A XSS worm was crawling across Justin.tv, the popular lifecasting platform at the end of June, details of the incident emerged in the middle of last week. Basically, the group that found the XSS vulnerability abused it for the purpose of generating the following graph as a proof of concept, until Justin.tv fixed the flaw rending the worm's activities obsolete. Now, proof of concept of what exactly remains questionable, since if the research community was to exploit every site vulnerable to SQL injections or high profile sites vulnerable to critical XSS flaws, in order to embedd a counter within and then come up with fancy graphs saying this is the number of people that could have been affected by this flaw, we would be dealing with more PoCs next to the real security incidents executed by malicious parties. This is the statement made by one of the group members that released the PoC :
"As of 'Sat, 28 Jun 2008 21:52:33 GMT' - An XSS worm was released on this website, this was and is meant only for research purposes. It was successfully executed and lasted roughly around 24 hours.
We have recorded such records making it possible for us to create graphical images graphing the progress of this XSS worm as it infected each profile upon the last being viewed. The XSS Vulnerability was discovered and fixed during 'Sun, 29 Jun 2008 21:12:21 GMT', with an after mass of 2525 profiles.
This actually is the very first XSS worm which we have unleashed, and it was solely upon research reasons; non-malicious at all :)
We've contacted the JTV Programmers prior to the fixing of the XSS worm and have sorted things out with them and made sure that they knew NO information such as IP Address, Cookies, Sessions and further information which poses private is not to be released. After that I put myself forward and found another XSS in turn to prove that I was dedicated to helping JTV out in any further possible vulnerabilities", says x2Fusion. "

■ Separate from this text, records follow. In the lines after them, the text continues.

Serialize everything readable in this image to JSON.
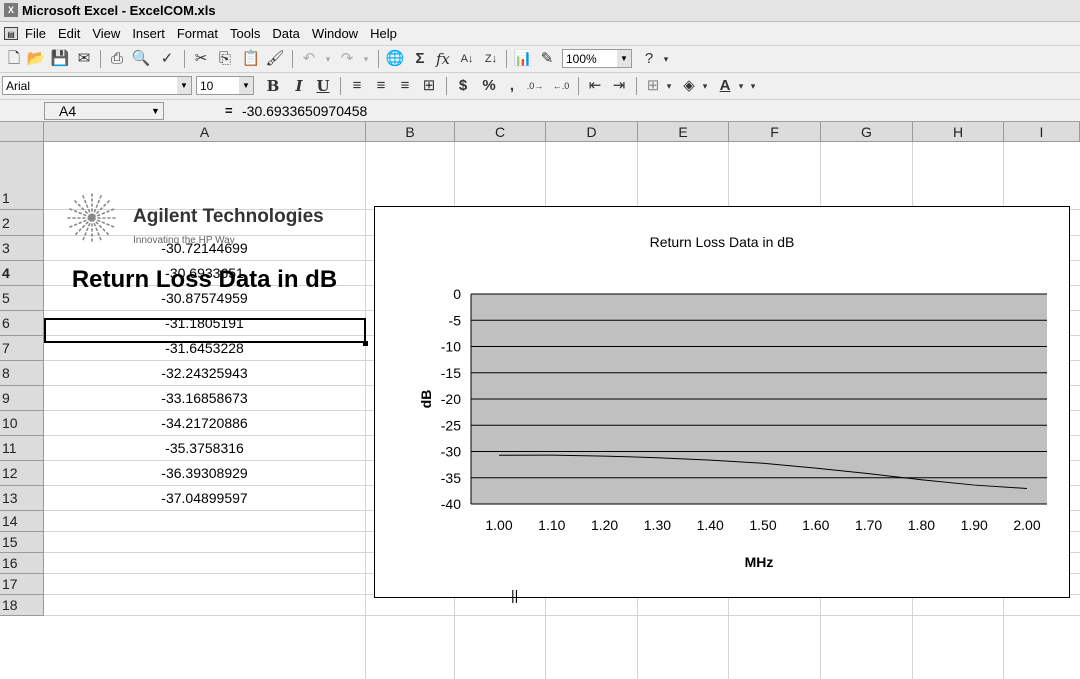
{
  "window": {
    "title": "Microsoft Excel - ExcelCOM.xls",
    "app_icon": "excel-icon"
  },
  "menu": [
    "File",
    "Edit",
    "View",
    "Insert",
    "Format",
    "Tools",
    "Data",
    "Window",
    "Help"
  ],
  "toolbar": {
    "zoom": "100%",
    "font": "Arial",
    "font_size": "10",
    "currency": "$",
    "percent": "%",
    "comma": ","
  },
  "formula_bar": {
    "cell_ref": "A4",
    "equals": "=",
    "formula": "-30.6933650970458"
  },
  "columns": [
    "A",
    "B",
    "C",
    "D",
    "E",
    "F",
    "G",
    "H",
    "I"
  ],
  "rows": [
    "1",
    "2",
    "3",
    "4",
    "5",
    "6",
    "7",
    "8",
    "9",
    "10",
    "11",
    "12",
    "13",
    "14",
    "15",
    "16",
    "17",
    "18"
  ],
  "logo": {
    "name": "Agilent Technologies",
    "tagline": "Innovating the HP Way"
  },
  "header_a2": "Return Loss Data in dB",
  "data_cells": [
    "-30.72144699",
    "-30.6933651",
    "-30.87574959",
    "-31.1805191",
    "-31.6453228",
    "-32.24325943",
    "-33.16858673",
    "-34.21720886",
    "-35.3758316",
    "-36.39308929",
    "-37.04899597"
  ],
  "selected_cell": "A4",
  "chart_data": {
    "type": "line",
    "title": "Return Loss Data in dB",
    "xlabel": "MHz",
    "ylabel": "dB",
    "x": [
      "1.00",
      "1.10",
      "1.20",
      "1.30",
      "1.40",
      "1.50",
      "1.60",
      "1.70",
      "1.80",
      "1.90",
      "2.00"
    ],
    "yticks": [
      "0",
      "-5",
      "-10",
      "-15",
      "-20",
      "-25",
      "-30",
      "-35",
      "-40"
    ],
    "ylim": [
      -40,
      0
    ],
    "grid": true,
    "legend": "none",
    "plot_color": "#c0c0c0",
    "series": [
      {
        "values": [
          -30.72144699,
          -30.6933651,
          -30.87574959,
          -31.1805191,
          -31.6453228,
          -32.24325943,
          -33.16858673,
          -34.21720886,
          -35.3758316,
          -36.39308929,
          -37.04899597
        ]
      }
    ]
  }
}
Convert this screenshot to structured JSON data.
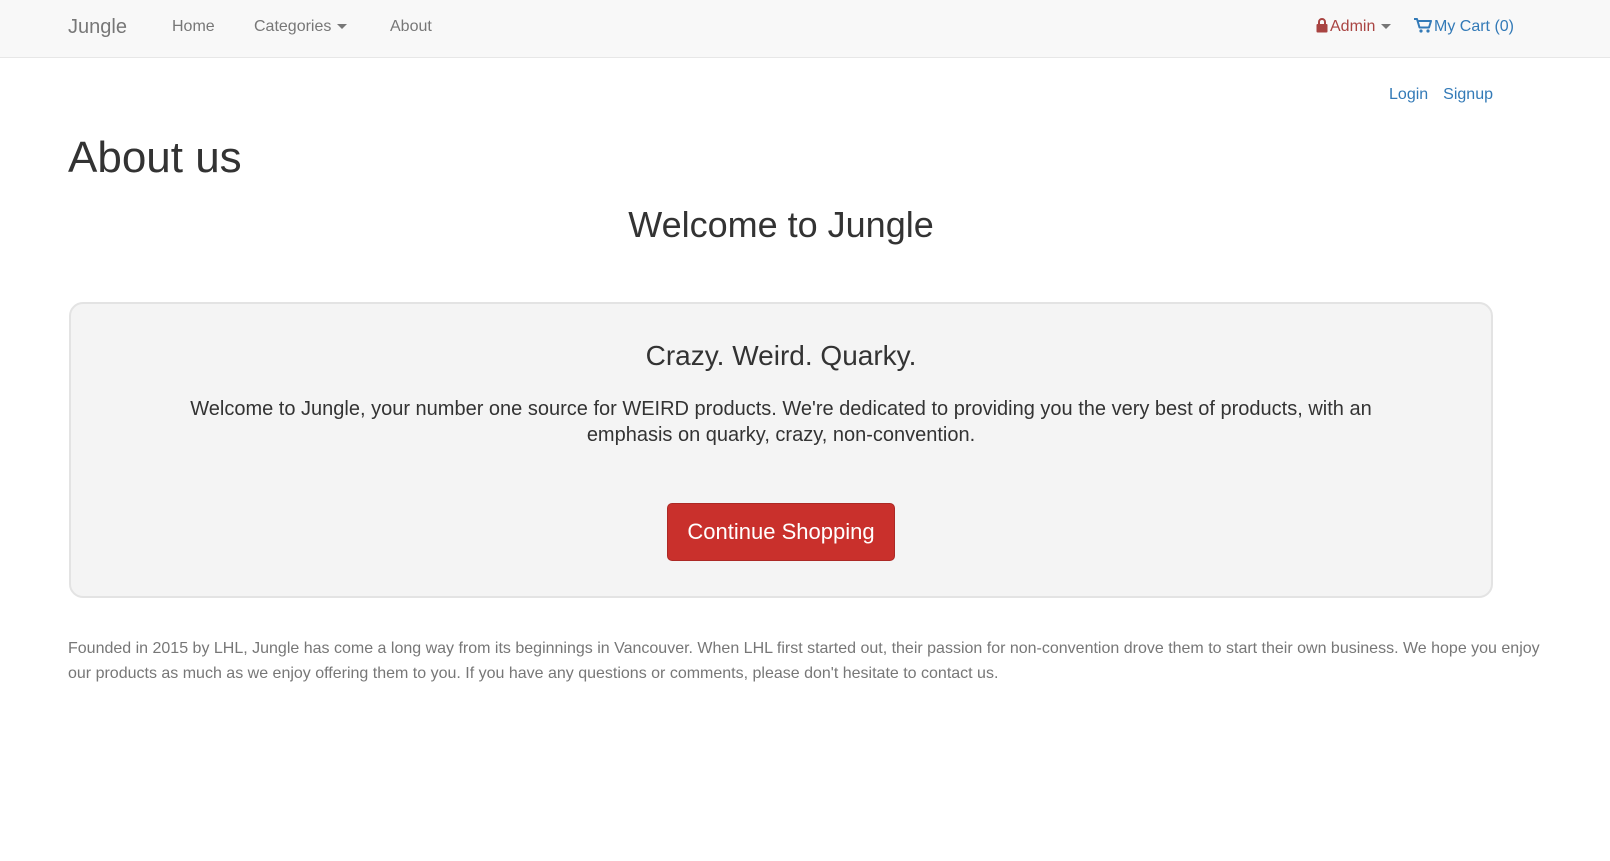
{
  "navbar": {
    "brand": "Jungle",
    "home": "Home",
    "categories": "Categories",
    "about": "About",
    "admin": "Admin",
    "cart": "My Cart (0)",
    "admin_color": "#a94442",
    "link_color": "#337ab7",
    "admin_icon": "lock-icon",
    "cart_icon": "shopping-cart-icon"
  },
  "auth": {
    "login": "Login",
    "signup": "Signup"
  },
  "page": {
    "title": "About us",
    "welcome": "Welcome to Jungle"
  },
  "jumbotron": {
    "heading": "Crazy. Weird. Quarky.",
    "text": "Welcome to Jungle, your number one source for WEIRD products. We're dedicated to providing you the very best of products, with an emphasis on quarky, crazy, non-convention.",
    "button": "Continue Shopping",
    "button_color": "#c9302c"
  },
  "footer": {
    "text": "Founded in 2015 by LHL, Jungle has come a long way from its beginnings in Vancouver. When LHL first started out, their passion for non-convention drove them to start their own business. We hope you enjoy our products as much as we enjoy offering them to you. If you have any questions or comments, please don't hesitate to contact us."
  }
}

Justin.tv fixed it shortly after users started complaining :
"On Saturday we started to receive emails from users saying that their account had been compromised. On Saturday night we found a vulnerability that allowed someone to gain access to another users account without needing their username and password. Emmett worked tirelessly to fix the bug and released a patch on sunday morning. We were informed that as a result of the first vulnerability, personal communications from a number of justin.tv users were posted on flickr for all to see. We greatly regret that this occurred and apologize that we were not able to find and fix this vulnerability sooner. On tuesday and similar vulnerability was found and it was fixed within 2 hours."
The majority of social networking sites have all be subject to the efficient exploitation of a single XSS flaw, leading hundreds of thousands, sometimes millions of users affected by XSS worms. Orkut, MySpace (as well as a second possibility for a QuickTime XSS flaw), GaiaOnline, Hi5 are just the tip of the iceberg, since a great deal of currently unfixed vulnerabilities can easily become XSS worms if that's what someone wants to achieve.
Adding a second layer of protecting for the end users, with the first one being the site's own responsibility for self-auditing themselves, widely used Internet browsers are finally contributing to the second layer of protection, with Mozilla's Site Security Policy and IE8's Cross Site Scripting Filter, aiming to protect the user even if the site itself remains vulnerable. Let's see how long before malicious parties start bypassing the built-in protection mechanisms, and publicly demonstrate this on a large scale.